Look through the listing below and report every line that contains "price".
|---|
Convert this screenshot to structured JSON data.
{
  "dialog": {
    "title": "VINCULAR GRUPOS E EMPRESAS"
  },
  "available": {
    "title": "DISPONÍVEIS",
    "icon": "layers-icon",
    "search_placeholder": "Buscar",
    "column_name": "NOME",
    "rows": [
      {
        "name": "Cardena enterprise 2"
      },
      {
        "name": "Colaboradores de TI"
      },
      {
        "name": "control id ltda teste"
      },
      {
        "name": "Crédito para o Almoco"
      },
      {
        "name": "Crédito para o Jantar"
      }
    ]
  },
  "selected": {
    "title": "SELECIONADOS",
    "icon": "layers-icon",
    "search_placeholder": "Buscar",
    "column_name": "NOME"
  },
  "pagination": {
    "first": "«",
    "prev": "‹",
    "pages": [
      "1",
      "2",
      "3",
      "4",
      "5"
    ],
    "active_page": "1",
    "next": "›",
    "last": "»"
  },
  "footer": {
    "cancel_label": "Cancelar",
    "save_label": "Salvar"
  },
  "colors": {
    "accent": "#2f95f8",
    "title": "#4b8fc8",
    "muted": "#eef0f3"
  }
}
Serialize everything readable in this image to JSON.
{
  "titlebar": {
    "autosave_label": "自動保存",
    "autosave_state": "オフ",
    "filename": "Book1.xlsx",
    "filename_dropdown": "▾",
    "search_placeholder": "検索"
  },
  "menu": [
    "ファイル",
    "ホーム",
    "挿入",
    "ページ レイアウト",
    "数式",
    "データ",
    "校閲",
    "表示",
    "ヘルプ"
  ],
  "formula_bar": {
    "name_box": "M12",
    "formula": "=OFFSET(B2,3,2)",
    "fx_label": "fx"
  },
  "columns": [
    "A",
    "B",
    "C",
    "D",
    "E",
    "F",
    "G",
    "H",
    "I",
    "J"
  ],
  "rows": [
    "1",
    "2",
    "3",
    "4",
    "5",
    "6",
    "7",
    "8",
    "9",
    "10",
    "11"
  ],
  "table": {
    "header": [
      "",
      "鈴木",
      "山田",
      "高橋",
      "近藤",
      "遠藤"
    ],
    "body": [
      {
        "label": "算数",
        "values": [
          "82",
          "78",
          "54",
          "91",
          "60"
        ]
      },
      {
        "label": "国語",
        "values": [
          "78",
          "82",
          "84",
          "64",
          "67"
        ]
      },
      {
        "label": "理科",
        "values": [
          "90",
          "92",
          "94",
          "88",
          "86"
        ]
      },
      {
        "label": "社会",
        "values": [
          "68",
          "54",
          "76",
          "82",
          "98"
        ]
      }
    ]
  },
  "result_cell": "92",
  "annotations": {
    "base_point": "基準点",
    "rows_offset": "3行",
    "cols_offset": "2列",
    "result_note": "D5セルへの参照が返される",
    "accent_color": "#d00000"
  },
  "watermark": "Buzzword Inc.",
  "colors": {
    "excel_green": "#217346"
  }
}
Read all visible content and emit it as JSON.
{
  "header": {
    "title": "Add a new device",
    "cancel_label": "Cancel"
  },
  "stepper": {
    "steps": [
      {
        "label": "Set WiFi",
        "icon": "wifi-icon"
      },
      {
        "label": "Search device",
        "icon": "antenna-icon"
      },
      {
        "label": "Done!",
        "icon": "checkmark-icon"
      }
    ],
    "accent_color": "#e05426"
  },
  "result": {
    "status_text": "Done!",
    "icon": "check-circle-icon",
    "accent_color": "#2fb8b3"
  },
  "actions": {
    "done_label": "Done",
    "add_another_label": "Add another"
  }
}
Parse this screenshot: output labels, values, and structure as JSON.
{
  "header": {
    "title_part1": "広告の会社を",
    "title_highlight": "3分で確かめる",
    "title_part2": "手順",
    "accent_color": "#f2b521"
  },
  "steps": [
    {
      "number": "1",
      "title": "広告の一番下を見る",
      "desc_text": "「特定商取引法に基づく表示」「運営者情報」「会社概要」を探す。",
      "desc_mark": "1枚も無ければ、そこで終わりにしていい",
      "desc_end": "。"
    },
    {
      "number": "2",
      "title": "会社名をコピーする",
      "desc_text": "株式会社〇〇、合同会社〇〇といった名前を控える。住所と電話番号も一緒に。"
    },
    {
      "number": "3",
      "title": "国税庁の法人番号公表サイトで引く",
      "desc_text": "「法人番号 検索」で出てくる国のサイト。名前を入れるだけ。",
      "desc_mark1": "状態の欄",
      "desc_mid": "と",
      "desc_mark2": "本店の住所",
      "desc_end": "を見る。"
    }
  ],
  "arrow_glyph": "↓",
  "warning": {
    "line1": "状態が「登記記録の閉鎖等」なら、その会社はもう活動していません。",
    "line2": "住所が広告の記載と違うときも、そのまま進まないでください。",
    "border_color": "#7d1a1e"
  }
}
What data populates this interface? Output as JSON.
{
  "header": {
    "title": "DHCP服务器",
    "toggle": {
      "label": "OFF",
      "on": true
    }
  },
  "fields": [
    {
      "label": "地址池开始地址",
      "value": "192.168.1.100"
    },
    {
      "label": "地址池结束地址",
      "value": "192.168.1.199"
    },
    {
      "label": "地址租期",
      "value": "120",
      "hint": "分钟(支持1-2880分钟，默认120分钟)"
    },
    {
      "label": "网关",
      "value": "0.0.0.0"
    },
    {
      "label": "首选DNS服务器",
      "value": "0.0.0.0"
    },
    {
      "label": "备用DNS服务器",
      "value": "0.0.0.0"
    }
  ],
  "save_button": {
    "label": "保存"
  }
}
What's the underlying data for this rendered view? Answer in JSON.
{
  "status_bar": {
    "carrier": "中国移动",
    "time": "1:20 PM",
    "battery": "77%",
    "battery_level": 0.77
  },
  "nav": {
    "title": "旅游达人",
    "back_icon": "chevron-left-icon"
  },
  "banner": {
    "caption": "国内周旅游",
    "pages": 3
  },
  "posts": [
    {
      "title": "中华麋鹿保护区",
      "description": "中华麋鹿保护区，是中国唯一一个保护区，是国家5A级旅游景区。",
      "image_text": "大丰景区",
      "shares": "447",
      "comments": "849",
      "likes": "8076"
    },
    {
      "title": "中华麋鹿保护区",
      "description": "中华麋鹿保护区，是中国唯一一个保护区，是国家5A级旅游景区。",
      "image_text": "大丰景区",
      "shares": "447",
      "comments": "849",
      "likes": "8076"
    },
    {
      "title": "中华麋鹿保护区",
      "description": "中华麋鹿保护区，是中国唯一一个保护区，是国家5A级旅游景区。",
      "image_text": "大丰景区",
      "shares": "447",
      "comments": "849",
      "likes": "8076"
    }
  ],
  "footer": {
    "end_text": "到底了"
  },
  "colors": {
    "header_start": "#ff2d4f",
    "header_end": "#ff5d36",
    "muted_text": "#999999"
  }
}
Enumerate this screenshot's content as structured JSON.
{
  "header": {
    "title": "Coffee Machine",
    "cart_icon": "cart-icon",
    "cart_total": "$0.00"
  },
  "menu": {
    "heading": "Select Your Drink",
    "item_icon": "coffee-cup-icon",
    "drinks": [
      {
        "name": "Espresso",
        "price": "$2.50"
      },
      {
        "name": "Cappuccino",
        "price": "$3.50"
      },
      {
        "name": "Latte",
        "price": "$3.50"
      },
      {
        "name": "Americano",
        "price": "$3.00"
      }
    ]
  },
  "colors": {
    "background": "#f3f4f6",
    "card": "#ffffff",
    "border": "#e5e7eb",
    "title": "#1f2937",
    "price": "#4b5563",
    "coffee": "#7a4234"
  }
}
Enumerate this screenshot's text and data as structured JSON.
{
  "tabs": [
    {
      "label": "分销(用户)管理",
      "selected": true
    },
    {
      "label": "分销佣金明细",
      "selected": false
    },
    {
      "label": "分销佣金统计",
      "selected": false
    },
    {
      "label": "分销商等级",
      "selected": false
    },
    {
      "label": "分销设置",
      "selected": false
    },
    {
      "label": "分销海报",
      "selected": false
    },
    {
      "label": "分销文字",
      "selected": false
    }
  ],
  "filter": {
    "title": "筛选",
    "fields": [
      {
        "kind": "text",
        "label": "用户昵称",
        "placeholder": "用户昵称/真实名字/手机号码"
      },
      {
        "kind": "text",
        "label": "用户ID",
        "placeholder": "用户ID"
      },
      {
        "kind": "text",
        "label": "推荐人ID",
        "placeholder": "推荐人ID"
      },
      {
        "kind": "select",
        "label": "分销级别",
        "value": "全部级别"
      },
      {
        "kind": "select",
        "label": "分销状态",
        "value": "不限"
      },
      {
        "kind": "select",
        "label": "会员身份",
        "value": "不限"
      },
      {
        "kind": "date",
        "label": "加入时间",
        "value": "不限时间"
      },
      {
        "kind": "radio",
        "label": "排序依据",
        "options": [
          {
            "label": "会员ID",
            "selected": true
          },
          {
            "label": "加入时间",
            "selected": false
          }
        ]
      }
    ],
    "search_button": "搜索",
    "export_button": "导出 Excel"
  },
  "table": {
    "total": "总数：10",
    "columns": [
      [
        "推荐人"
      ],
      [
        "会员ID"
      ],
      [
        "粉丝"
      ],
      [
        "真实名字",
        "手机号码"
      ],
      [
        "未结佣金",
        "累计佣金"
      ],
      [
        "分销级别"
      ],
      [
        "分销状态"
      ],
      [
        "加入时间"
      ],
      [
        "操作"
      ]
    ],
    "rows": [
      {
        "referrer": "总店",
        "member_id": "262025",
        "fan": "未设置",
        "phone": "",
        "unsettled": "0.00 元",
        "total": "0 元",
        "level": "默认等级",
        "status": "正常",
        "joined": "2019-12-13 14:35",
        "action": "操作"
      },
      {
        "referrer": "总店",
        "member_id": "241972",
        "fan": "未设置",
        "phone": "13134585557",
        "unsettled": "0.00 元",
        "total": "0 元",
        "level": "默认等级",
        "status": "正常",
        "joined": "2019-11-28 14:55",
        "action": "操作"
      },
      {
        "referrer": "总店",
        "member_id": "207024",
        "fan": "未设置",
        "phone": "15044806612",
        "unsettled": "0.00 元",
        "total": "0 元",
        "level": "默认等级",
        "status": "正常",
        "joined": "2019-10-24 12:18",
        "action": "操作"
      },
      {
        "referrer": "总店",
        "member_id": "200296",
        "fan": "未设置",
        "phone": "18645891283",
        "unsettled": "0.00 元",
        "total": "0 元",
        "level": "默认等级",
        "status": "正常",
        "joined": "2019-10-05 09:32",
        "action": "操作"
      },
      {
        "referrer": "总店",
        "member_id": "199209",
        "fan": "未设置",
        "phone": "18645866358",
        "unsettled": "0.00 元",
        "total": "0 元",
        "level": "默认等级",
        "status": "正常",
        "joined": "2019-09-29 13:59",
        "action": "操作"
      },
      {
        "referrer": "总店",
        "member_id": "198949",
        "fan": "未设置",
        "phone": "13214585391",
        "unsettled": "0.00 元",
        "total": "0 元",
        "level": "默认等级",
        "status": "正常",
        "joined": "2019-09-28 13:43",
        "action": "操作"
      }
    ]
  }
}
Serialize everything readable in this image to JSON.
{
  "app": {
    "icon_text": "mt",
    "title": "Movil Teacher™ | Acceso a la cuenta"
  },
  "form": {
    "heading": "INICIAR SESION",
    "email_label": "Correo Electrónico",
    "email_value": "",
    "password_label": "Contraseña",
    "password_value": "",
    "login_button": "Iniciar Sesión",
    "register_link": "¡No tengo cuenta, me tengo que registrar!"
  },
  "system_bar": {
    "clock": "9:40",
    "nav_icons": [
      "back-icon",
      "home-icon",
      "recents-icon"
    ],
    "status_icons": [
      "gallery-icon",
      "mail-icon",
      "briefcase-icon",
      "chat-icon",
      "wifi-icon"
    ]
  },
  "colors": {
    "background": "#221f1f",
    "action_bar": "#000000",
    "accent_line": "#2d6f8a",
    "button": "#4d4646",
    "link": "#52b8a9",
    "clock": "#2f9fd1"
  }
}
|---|
Task result
        "price": "$2.50"
        "price": "$3.50"
        "price": "$3.50"
        "price": "$3.00"
    "price": "#4b5563",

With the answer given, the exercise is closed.